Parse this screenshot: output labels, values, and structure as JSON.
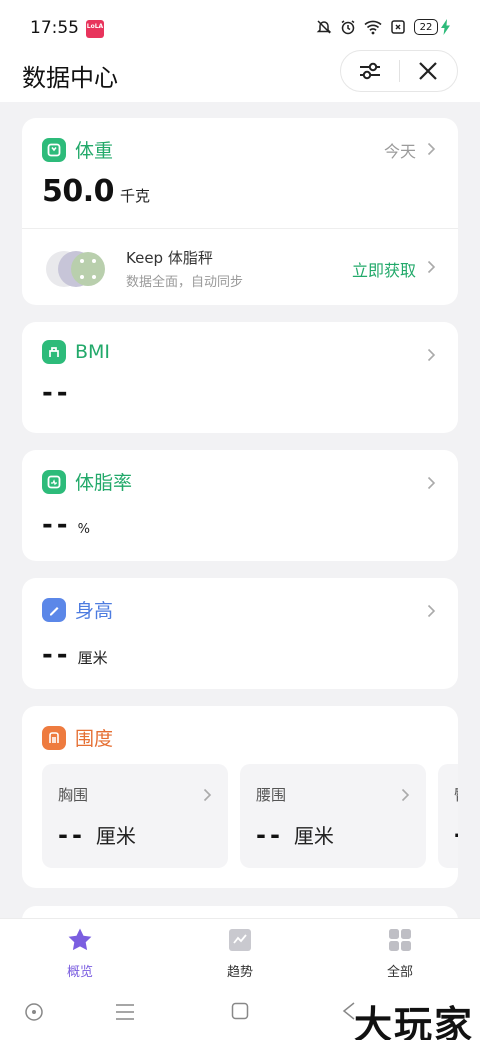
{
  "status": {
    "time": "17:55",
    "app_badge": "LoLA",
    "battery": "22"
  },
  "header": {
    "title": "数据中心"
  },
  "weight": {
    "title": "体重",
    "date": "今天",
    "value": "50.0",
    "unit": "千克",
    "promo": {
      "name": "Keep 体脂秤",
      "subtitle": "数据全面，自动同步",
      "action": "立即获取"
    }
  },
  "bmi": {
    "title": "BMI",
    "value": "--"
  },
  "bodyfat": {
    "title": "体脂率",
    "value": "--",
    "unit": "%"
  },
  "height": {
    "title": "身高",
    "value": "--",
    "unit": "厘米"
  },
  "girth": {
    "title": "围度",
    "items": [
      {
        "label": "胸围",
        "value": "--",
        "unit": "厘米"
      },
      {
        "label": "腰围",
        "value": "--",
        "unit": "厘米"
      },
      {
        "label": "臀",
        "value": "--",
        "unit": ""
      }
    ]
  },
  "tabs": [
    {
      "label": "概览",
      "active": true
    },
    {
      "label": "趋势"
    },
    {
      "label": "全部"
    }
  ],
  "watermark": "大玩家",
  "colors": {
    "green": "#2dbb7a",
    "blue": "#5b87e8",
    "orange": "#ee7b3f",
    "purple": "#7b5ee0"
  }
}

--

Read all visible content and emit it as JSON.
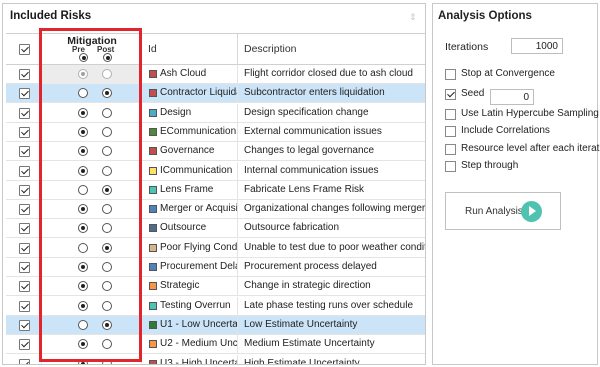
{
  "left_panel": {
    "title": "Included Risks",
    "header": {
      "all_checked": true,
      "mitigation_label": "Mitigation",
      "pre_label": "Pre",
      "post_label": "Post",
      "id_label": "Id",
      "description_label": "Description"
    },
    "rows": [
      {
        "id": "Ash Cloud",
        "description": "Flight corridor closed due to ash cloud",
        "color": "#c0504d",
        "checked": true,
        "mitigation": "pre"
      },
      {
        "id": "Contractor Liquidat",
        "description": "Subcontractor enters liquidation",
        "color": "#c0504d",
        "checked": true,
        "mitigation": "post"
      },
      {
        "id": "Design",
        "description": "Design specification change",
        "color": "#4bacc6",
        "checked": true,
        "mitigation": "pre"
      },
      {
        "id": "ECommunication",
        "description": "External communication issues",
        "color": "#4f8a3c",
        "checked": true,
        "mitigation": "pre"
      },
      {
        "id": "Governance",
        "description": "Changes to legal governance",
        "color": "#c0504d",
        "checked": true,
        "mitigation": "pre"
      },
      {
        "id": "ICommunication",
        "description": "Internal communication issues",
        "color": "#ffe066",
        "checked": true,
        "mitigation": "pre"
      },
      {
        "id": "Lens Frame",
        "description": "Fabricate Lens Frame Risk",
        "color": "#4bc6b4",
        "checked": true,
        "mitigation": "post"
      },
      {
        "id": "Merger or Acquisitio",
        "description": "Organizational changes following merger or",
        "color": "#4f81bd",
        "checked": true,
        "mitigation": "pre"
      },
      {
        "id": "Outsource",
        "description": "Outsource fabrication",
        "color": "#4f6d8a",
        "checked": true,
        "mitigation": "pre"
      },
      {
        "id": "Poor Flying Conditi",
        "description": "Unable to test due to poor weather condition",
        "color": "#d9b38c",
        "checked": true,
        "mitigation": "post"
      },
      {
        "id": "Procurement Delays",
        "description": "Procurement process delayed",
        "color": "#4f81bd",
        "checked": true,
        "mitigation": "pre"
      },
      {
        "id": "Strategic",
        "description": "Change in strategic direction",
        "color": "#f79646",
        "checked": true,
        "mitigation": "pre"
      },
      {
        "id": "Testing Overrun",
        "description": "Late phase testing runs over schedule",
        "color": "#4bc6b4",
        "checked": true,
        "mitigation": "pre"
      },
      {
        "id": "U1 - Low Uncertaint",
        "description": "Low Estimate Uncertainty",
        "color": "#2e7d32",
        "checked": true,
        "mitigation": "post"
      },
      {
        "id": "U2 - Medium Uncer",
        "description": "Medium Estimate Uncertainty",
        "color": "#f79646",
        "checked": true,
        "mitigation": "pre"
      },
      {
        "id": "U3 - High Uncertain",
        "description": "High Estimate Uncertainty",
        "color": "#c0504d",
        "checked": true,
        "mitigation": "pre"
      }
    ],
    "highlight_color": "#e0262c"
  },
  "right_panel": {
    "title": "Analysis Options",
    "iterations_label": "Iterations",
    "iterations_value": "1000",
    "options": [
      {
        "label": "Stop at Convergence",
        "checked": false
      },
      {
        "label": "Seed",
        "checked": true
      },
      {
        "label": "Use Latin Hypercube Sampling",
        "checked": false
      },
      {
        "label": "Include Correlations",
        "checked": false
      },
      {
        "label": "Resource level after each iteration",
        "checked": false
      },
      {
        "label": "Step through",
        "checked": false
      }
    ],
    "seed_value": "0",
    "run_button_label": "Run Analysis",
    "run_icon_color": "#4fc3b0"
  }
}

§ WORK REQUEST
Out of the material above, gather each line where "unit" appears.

§ PROBLEM SOLUTION
    "unit": "千克",
    "unit": "%"
    "unit": "厘米"
        "unit": "厘米"
        "unit": "厘米"
        "unit": ""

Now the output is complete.